NewsLocal News


What's the difference? Cold vs. Flu vs. Coronavirus Symptoms

Posted at 5:55 PM, Mar 13, 2020

If you think you may have been exposed to COVID-19, contact your health care provider immediately. If you have health-related questions or concerns, contact your healthcare provider. For general questions about COVID-19 or information about community resources, call 2-1-1.

SAN DIEGO (KGTV) -- A lot of fear stemming from the Coronavirus comes from the fact that it is so new and that it is unraveling in real-time.

Many people remain confused about the exact symptoms, as many healthcare professionals tell them to look for cold or flu-like symptoms. But what exactly does that mean?

PODCAST: Supervisor Nathan Fletcher talks about coronavirus and how newly approved stimulus bill will impact San Diego County

10News sat down with Dr. Abisola Olulade from Sharp Rees Stealy Downtown, who broke it down.

According to the Centers for Disease Control and Prevention [CDC], these are the common symptoms for the cold, flu, and Coronavirus.

The Cold:
Stuffy Nose
Sore Throat

The Flu:

The Coronavirus:
Shortness of Breath

There are many overlaps. But Dr. Olulade said the most significant difference is the respiratory aspect of shortness of breath. When a patient experiences that, that is a cause for serious Coronavirus concern.

"I would say that the main thing that is different about the Coronavirus is that, more so than the others, it causes shortness of breath. It’s rare for the others to cause shortness of breath," Dr. Olulade said.

When should you go to the doctor? Dr. Olulade said, do not panic and run out the door immediately.

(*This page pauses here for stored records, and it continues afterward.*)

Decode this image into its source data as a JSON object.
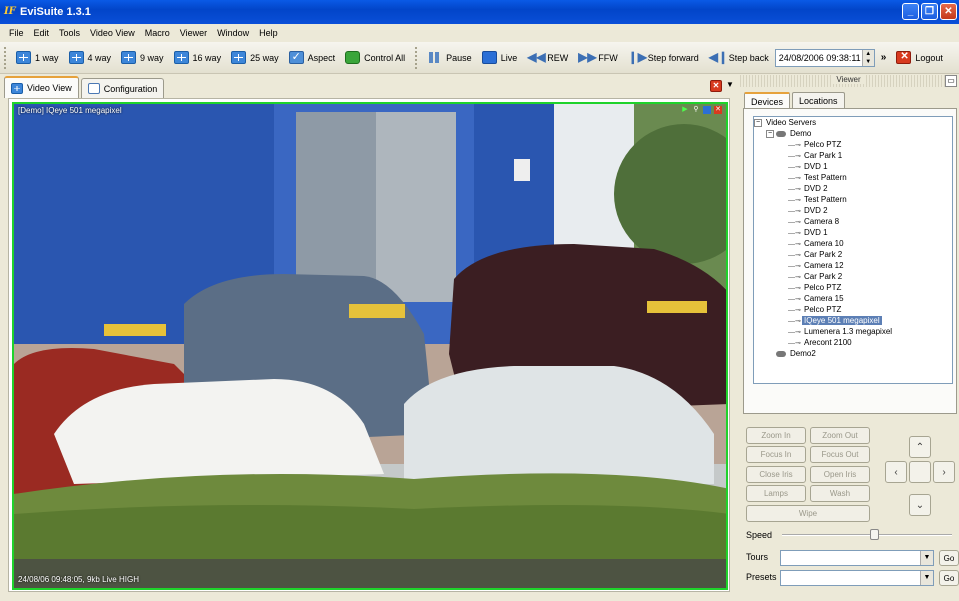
{
  "window": {
    "title": "EviSuite 1.3.1",
    "icon": "evisuite-logo-icon"
  },
  "menu": [
    "File",
    "Edit",
    "Tools",
    "Video View",
    "Macro",
    "Viewer",
    "Window",
    "Help"
  ],
  "toolbar": {
    "layouts": [
      "1 way",
      "4 way",
      "9 way",
      "16 way",
      "25 way"
    ],
    "aspect": "Aspect",
    "control_all": "Control All",
    "pause": "Pause",
    "live": "Live",
    "rew": "REW",
    "ffw": "FFW",
    "step_forward": "Step forward",
    "step_back": "Step back",
    "datetime": "24/08/2006 09:38:11",
    "overflow": "»",
    "logout": "Logout"
  },
  "tabs": [
    "Video View",
    "Configuration"
  ],
  "video": {
    "caption": "[Demo] IQeye 501 megapixel",
    "status": "24/08/06 09:48:05, 9kb Live HIGH",
    "border_color": "#1fd32b"
  },
  "viewer": {
    "title": "Viewer",
    "tabs": [
      "Devices",
      "Locations"
    ],
    "root": "Video Servers",
    "server": "Demo",
    "devices": [
      "Pelco PTZ",
      "Car Park 1",
      "DVD 1",
      "Test Pattern",
      "DVD 2",
      "Test Pattern",
      "DVD 2",
      "Camera 8",
      "DVD 1",
      "Camera 10",
      "Car Park 2",
      "Camera 12",
      "Car Park 2",
      "Pelco PTZ",
      "Camera 15",
      "Pelco PTZ",
      "IQeye 501 megapixel",
      "Lumenera 1.3 megapixel",
      "Arecont 2100"
    ],
    "selected_index": 16,
    "server2": "Demo2"
  },
  "ptz": {
    "zoom_in": "Zoom In",
    "zoom_out": "Zoom Out",
    "focus_in": "Focus In",
    "focus_out": "Focus Out",
    "close_iris": "Close Iris",
    "open_iris": "Open Iris",
    "lamps": "Lamps",
    "wash": "Wash",
    "wipe": "Wipe",
    "speed_label": "Speed",
    "speed_value": 0.55,
    "tours_label": "Tours",
    "presets_label": "Presets",
    "go": "Go"
  }
}
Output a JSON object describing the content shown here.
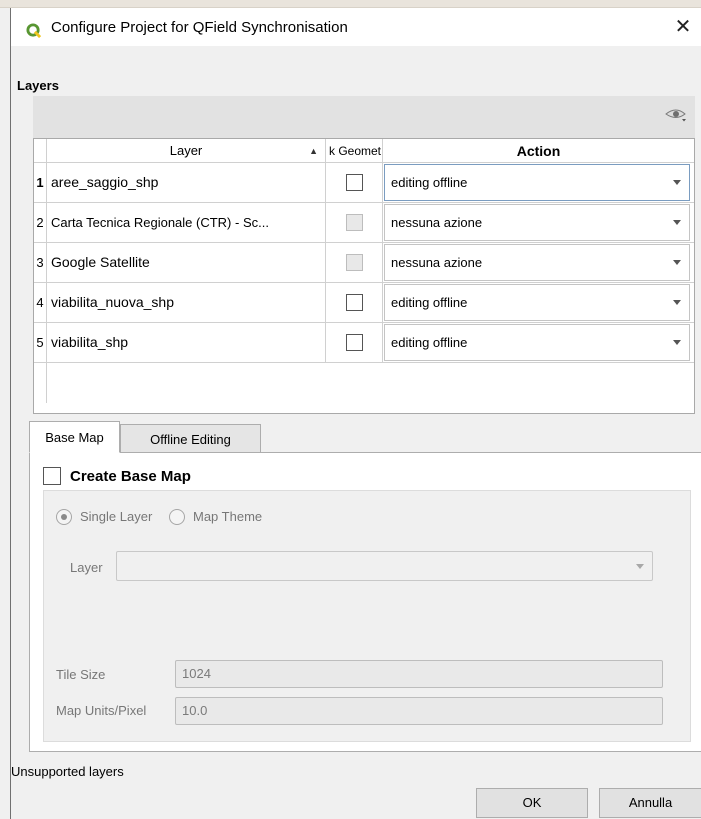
{
  "window": {
    "title": "Configure Project for QField Synchronisation",
    "close_label": "✕"
  },
  "layers_section": {
    "label": "Layers",
    "table": {
      "headers": {
        "layer": "Layer",
        "geometry": "k Geomet",
        "action": "Action"
      },
      "rows": [
        {
          "num": "1",
          "layer": "aree_saggio_shp",
          "checkbox_enabled": true,
          "action": "editing offline"
        },
        {
          "num": "2",
          "layer": "Carta Tecnica Regionale  (CTR) - Sc...",
          "checkbox_enabled": false,
          "action": "nessuna azione"
        },
        {
          "num": "3",
          "layer": "Google Satellite",
          "checkbox_enabled": false,
          "action": "nessuna azione"
        },
        {
          "num": "4",
          "layer": "viabilita_nuova_shp",
          "checkbox_enabled": true,
          "action": "editing offline"
        },
        {
          "num": "5",
          "layer": "viabilita_shp",
          "checkbox_enabled": true,
          "action": "editing offline"
        }
      ]
    }
  },
  "tabs": [
    {
      "label": "Base Map",
      "active": true
    },
    {
      "label": "Offline Editing",
      "active": false
    }
  ],
  "base_map": {
    "create_label": "Create Base Map",
    "create_checked": false,
    "single_layer_label": "Single Layer",
    "map_theme_label": "Map Theme",
    "selected_mode": "Single Layer",
    "layer_label": "Layer",
    "layer_value": "",
    "tile_size_label": "Tile Size",
    "tile_size_value": "1024",
    "map_units_label": "Map Units/Pixel",
    "map_units_value": "10.0"
  },
  "footer": {
    "unsupported_label": "Unsupported layers",
    "ok_label": "OK",
    "cancel_label": "Annulla"
  },
  "icons": {
    "app": "qgis-logo-icon",
    "eye": "eye-visibility-icon",
    "sort": "sort-ascending-icon",
    "combo_arrow": "chevron-down-icon"
  },
  "colors": {
    "qgis_green": "#589632",
    "qgis_yellow": "#f0c51c",
    "selected_border": "#7a9cc0"
  }
}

First, make sure you have a fever, cough, and especially shortness of breath. Then, call your doctor to let them know of your specific symptoms so that the hospital or doctor's office can prepare for your potential arrival. For example, you may need a special type of room to be set up. You may not.

Dr. Olulade said if you are in general good health, with no pre-existing conditions, and have no recent travel history, you may be asked to stay home and self-quarantine for the time being. Testing for you may not be prioritized.

However, if you are presenting Coronavirus symptoms, have pre-existing conditions that make your immune system compromised, or have recent travel history, you may be asked to come in immediately to get tested. It all depends on that phonecall. Listen to their advice and proceed.